Friday, September 10, 2010

Traveling with Kids

When thinking about traveling this fall or over the holidays with kids...keep these thoughts in mind.

Airport security is always time consuming. Remember even kids need to remove shoes, jackets, sweaters and empty their pockets. Plus, their carry-on bags also need to be placed on the belt to be looked at by the TSA Agents. With that in mind, it would be a good idea to allow more time to get through security.

Rolling backpacks now come in kid size. Even if you don't pack many clothes in one, they are great for snacks (no water until after security), books, etc.

Pack clothes that don't take up much room, ones that don't wrinkle, ones that are multi-purpose or ones you can hand wash and dry quickly.

Planes can be cold. Tie a jacket or sweater around their waist so they can get to it easily.

If you are using carry-on luggage only, have everyone wear their heaviest shoes and jackets. It makes the bags a little lighter.

Thursday, September 9, 2010

California's Diverse Coast

Along Pacific Beach, California sandy beaches stretch in front of rolling waves. Palm trees tirelessly watch over surfers all day.

America, because of its size, can feel like several countries all rolled into one. For example...the northern California coast varies greatly from the southern California coast.

Here along Bodega Bay, California waves crash over rock after rock.

Wednesday, September 8, 2010
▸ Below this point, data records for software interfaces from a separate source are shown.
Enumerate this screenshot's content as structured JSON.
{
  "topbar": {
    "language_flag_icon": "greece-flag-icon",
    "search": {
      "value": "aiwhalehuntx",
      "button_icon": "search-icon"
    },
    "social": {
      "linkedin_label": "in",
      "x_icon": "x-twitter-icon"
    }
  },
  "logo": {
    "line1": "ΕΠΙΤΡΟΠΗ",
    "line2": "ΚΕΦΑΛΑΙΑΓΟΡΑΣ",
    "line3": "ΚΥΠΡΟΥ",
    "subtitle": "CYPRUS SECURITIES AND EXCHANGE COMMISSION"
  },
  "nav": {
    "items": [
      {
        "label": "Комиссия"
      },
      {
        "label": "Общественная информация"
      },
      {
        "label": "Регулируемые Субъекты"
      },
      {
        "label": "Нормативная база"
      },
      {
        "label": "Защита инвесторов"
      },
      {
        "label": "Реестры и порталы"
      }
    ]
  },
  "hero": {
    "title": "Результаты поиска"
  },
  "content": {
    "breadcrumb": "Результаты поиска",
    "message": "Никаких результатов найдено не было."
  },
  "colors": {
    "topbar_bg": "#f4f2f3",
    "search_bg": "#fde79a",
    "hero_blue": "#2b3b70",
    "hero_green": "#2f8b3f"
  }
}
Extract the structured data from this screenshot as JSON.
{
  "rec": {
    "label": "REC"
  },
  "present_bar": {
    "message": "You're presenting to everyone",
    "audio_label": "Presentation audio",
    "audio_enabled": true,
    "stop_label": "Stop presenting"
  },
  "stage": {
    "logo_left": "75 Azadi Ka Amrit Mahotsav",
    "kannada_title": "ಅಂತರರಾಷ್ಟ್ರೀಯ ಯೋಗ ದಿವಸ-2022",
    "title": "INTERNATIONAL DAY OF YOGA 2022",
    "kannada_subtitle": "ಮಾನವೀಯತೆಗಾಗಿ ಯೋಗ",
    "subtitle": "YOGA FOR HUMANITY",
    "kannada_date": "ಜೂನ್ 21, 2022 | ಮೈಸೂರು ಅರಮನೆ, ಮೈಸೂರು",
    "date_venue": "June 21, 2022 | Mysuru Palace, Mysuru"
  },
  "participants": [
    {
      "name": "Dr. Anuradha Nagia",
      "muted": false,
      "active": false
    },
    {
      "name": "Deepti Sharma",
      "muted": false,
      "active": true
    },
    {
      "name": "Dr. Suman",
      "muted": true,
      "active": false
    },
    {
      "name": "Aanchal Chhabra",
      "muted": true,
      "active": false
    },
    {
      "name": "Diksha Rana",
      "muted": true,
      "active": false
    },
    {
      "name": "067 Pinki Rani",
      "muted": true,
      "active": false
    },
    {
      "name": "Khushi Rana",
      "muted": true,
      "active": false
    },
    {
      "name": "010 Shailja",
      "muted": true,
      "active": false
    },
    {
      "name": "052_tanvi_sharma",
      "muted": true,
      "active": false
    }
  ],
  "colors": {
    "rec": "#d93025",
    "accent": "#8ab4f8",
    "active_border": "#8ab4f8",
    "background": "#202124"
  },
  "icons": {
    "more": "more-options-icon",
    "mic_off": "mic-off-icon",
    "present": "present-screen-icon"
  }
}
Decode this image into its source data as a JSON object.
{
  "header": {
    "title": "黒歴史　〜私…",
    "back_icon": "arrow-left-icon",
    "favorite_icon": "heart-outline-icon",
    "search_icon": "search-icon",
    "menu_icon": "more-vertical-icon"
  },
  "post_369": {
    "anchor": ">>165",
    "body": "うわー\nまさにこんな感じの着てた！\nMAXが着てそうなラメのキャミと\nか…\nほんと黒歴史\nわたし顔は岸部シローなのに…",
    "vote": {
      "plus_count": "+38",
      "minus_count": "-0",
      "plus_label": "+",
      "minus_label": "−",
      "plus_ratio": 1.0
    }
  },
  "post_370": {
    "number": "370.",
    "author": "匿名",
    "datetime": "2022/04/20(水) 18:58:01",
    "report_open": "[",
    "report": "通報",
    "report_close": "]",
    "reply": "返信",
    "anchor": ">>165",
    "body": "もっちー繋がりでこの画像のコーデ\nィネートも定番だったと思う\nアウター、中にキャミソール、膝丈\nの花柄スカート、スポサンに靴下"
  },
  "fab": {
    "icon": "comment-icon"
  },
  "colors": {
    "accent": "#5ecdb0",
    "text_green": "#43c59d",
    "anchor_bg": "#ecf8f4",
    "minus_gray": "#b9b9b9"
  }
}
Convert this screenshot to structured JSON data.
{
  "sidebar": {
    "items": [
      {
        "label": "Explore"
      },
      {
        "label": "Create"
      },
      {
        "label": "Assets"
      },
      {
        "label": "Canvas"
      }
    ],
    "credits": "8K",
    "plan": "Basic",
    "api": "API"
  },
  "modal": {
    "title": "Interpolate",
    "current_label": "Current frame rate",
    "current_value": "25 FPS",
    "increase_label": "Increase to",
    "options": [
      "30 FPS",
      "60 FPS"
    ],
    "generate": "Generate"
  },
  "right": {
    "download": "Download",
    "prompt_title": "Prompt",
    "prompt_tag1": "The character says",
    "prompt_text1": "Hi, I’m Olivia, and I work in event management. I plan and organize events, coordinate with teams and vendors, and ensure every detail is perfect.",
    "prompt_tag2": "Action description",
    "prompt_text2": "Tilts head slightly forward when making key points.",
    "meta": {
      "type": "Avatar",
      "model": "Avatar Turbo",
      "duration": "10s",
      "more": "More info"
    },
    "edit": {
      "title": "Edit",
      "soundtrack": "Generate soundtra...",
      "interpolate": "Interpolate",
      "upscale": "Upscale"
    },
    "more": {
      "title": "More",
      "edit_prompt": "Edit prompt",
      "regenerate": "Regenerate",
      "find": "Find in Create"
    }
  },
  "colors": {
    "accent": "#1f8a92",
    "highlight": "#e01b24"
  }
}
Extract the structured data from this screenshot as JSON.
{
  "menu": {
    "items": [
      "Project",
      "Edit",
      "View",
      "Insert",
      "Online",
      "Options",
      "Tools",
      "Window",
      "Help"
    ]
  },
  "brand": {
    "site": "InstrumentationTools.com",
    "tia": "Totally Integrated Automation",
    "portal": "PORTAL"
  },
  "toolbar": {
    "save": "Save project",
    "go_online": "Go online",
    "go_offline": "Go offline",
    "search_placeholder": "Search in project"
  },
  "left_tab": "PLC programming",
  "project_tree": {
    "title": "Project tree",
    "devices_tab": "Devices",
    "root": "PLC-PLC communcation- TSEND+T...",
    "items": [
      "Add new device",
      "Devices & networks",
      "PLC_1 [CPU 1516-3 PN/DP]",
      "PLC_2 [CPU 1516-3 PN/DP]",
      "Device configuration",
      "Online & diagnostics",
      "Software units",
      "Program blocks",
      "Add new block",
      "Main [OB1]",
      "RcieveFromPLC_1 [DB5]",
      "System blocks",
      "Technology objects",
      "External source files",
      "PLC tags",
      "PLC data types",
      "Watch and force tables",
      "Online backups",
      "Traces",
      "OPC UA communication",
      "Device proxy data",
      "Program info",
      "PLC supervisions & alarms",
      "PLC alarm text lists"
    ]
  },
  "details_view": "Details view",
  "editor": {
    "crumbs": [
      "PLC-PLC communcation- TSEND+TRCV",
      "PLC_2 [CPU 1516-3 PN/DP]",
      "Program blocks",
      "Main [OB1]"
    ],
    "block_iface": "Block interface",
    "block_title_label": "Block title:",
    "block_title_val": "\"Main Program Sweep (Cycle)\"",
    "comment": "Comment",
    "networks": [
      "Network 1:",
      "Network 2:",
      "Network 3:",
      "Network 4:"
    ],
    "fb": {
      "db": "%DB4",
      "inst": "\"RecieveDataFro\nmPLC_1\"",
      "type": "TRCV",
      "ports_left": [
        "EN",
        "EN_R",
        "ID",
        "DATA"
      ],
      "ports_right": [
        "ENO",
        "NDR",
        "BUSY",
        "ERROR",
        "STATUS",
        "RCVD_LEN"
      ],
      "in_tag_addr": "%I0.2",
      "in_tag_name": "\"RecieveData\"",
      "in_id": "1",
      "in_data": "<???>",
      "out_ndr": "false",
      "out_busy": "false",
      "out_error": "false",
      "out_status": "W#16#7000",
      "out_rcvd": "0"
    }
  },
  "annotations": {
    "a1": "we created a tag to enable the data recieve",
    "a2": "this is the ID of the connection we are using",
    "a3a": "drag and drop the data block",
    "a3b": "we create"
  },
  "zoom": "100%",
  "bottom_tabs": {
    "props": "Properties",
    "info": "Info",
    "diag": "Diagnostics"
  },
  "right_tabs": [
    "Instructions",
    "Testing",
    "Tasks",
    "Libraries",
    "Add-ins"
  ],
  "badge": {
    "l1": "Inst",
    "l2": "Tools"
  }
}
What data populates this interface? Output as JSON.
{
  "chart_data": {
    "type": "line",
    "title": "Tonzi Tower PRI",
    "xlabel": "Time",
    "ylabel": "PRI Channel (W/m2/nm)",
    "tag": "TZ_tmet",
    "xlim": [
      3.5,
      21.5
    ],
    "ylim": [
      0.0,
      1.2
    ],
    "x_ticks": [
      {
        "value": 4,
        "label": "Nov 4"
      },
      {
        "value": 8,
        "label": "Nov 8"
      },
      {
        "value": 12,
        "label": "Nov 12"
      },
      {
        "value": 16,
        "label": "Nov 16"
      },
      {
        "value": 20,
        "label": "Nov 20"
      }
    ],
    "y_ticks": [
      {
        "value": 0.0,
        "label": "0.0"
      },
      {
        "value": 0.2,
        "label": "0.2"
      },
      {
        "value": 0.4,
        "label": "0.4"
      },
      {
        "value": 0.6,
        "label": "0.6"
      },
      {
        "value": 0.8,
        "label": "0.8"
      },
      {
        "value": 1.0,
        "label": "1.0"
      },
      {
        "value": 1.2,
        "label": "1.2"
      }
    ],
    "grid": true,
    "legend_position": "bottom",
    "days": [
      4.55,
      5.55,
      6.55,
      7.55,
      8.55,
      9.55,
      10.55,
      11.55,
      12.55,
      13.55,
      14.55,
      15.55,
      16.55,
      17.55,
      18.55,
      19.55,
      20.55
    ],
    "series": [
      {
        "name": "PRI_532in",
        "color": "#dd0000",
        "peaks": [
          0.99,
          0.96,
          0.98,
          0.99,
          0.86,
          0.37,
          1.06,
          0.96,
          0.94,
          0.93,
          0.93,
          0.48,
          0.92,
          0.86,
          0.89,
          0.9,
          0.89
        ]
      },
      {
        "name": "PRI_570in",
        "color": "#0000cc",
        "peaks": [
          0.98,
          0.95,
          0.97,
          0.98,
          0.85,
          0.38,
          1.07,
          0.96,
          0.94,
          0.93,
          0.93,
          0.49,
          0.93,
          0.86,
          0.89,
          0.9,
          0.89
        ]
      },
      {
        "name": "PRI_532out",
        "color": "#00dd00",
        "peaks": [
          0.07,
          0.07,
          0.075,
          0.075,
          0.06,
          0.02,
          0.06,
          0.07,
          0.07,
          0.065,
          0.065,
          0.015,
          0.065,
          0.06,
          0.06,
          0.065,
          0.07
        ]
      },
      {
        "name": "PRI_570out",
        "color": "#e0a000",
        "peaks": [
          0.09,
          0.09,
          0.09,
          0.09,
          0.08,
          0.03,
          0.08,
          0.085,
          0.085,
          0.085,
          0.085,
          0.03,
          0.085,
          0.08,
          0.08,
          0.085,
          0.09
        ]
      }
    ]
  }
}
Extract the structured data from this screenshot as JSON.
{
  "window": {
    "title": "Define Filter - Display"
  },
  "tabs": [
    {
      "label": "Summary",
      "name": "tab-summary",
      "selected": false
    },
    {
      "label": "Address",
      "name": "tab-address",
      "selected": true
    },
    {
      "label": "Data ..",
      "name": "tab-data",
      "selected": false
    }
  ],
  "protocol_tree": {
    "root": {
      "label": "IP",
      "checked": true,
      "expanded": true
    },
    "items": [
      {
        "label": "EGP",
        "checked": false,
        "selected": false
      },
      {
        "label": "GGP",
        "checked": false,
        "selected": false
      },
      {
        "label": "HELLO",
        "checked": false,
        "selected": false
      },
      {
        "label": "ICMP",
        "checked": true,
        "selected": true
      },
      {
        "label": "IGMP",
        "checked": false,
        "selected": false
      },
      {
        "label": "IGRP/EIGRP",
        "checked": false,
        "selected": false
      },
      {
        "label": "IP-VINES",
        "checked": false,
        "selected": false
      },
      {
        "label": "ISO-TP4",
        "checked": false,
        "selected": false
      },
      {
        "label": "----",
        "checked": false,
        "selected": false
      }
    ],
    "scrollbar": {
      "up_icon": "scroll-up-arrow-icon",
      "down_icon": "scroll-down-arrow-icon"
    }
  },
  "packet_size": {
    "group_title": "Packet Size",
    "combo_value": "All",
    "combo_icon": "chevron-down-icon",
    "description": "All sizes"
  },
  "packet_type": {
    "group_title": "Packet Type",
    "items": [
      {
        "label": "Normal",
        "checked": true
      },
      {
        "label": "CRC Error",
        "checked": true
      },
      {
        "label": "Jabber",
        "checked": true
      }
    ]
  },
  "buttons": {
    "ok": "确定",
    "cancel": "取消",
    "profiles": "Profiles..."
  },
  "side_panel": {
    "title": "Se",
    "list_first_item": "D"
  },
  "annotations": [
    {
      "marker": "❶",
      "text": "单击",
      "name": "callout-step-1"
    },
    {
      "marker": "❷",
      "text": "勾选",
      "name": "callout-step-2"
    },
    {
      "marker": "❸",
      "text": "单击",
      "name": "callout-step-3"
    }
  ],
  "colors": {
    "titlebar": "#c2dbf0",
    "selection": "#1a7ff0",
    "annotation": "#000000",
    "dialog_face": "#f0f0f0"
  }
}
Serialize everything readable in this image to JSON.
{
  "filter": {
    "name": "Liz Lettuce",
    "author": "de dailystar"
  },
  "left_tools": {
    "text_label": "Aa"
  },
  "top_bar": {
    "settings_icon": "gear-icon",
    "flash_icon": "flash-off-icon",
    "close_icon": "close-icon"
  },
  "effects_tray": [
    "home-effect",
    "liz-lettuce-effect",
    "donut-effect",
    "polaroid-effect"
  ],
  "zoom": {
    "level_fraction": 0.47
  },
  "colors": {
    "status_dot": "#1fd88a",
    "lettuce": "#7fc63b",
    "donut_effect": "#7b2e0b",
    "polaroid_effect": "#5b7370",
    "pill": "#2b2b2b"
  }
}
Thursday, September 2, 2010

Point Arena Lighthouse: A Guiding Light Since 1870

At six feet tall, this first order Fresnel Lens is the largest Fresnel Lens ever made. Using a clockwork mechanism it provided a double flash every six seconds. That mechanism which turned the lens was lubricated by liquid mercury. Since mercury is now considered a hazardous waste, that mechanism will not be reactivated.

Lenses such as these were used in lighthouses all along the California coast to warn ships of the unsuspecting rocky shoreline. Roughly 90 miles north of San Francisco, this stretch of the Mendocino coast is home to one of the tallest lighthouse towers in the west. Dramatically perched on a narrow peninsula, the Point Arena Lighthouse tower is 115 feet tall. Erected in 1870, destroyed by the 1906 earthquake and rebuilt the following year, it was the first lighthouse to be made of steel and concrete.

The original Fresnel Lens was removed in 2008 and now resides in a museum at the base of the lighthouse.

Looking down from atop the Point Arena lighthouse, look in the upper right hand corner of this photo. That small white looking wave is actually water breaking over a tall rock formation called Arena Rock. Arena Rock is a mile long and a mere six feet under water. This point is difficult to navigate due to its currents, reefs and below the surface rocks. Thus a reason for lighthouses along this coast.

View of the copper roof looking up inside the lighthouse.

The Point Arena tower is the only Pacific west coast lighthouse of significant height you can climb all the way to the top. Narrow, spiral, see-through metal...did I mention spiral and narrow...steps lead you to the top. Once there the views are unrivaled. Plus for extra views, you can walk outside around the edge. The railing keeps you from falling. The wind buffets you against the walls.

See the whale bones in the museum's yard?

More spectacular downward views.

The current lens.